Higher mortgage rates would be betterby Peter Miller
If you keep your eye on the mortgage and real estate markets, then the employment news seemed both logical and predictable. There’s little chance of increasing home sales to any great degree when millions of Americans remain unemployed or underemployed.
In the dry language of the U.S. Bureau of Labor Statistics (emphasis added):
Nonfarm payroll employment changed little (+54,000) in May, and the unemployment rate was essentially unchanged at 9.1 percent. Job gains continued in professional and business services, health care, and mining. Employment levels in other major private-sector industries were little changed, and local government employment continued to decline.
If the unemployment rate has coasted somewhere between lousy and awful, then “changed little” and “little changed” are not expressions which suggest much growth or progress. Add in the fact that local government employment is falling–jobs we can’t ship overseas–and it’s hardly surprising that the stock market has slipped from recent highs.
Refi demand is down
Interest rates fell last week as incoming economic data was weaker than anticipated. Despite this drop in rates, the number of refinance applications fell. In fact, the last time mortgage rates were this low, refinance volume was more than twenty percent higher. It is likely that many borrowers still cannot qualify to refinance given the lack of equity in their homes.
Mortgage rates are low, but no one’s buying
There are terrific mortgage offers out there, but prospective borrowers are just not taking the bait. Mr. Fratantoni blames the anemic refinance demand on a lack of equity (certainly a valid point).
But I’m of the strong opinion that people simply don’t buy big ticket items in an iffy economy, and most people measure the economy not by some academic standard or government index, but by the size of their paycheck.
The unemployment rate is higher than 9.1 percent
If you look at the BLS job figures you can see that they are substantially worse than the headlines read. The unemployment rate, in human terms, is far greater than 9.1 percent.
We have 153.7 million people in the labor force. Of this number, 13.9 million don’t have jobs. That’s how the government gets the 9.1 percent unemployment rate.
However, we also have 2.2 million people who were “marginally attached to the labor force.”
Add the 13.9 million definitely unemployed with the 2.2 million not counted as unemployed and we get a total of 16.1 million people, and a rational unemployment rate of 10.47 percent.
Don’t forget about part-time workers
There are also people who fall somewhere between employed and not employed.
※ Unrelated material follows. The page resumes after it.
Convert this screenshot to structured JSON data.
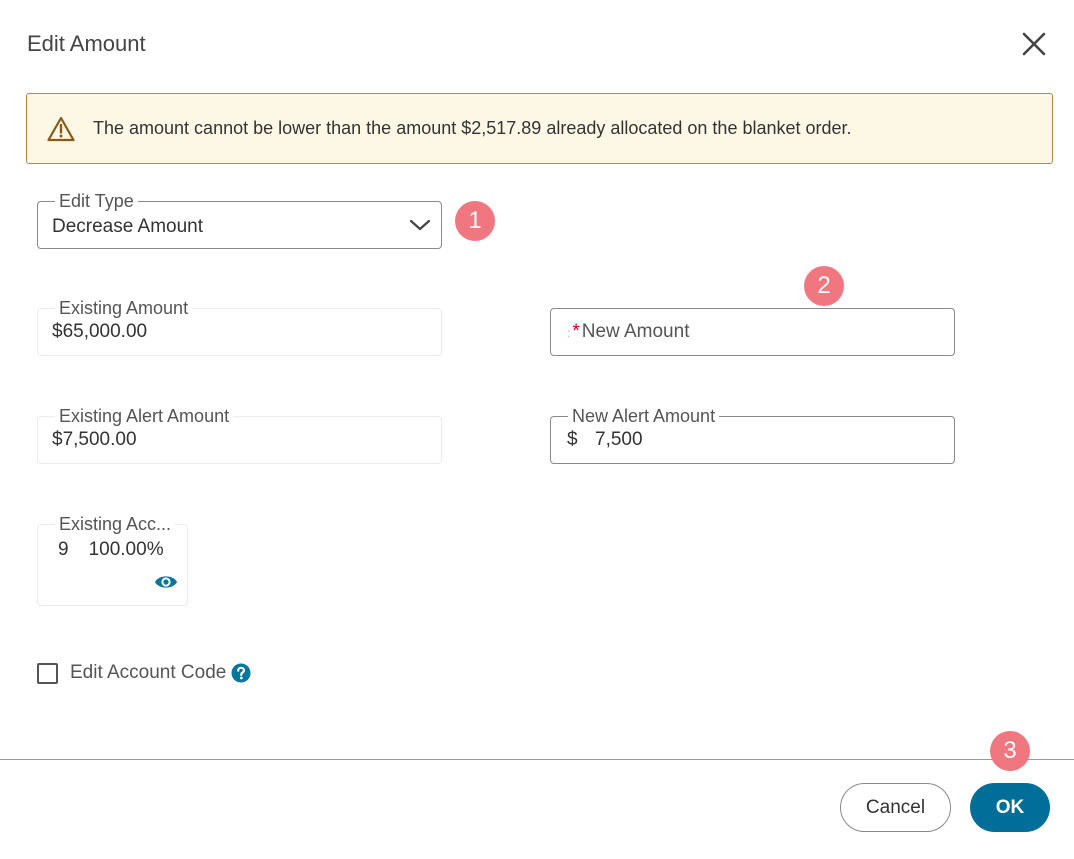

The government counted 8.5 million “involuntary part-time workers” in May–individuals who the government said “were working part time because their hours had been cut back or because they were unable to find a full-time job.”
Translation: If you’re lucky enough to have a job the odds are overwhelming that you haven’t asked for a raise lately, more hours or better benefits.
Home sales down…no surprise there
In such an environment, it’s hardly a surprise that April’s existing-home sales were down 12.9 percent from 2010.
According to the latest figures from HSH.com, 30-year fixed-rate mortgages are coming in below 5 percent.
However, for all those Americans out there with job worries, rock-bottom mortgage rates simply aren’t enough.
The uncertainty of this nation’s job market is a problem for all of us—not just the unemployed–because more home sales would surely bolster the economy and everyone in it. As we know, a growing economy usually means higher mortgage rates. But that’s OK, given that decades-low mortgage rates have only been able to do so much.
Peter G. Miller is syndicated to more than 100 newspapers and operates the real estate news site, OurBroker.com.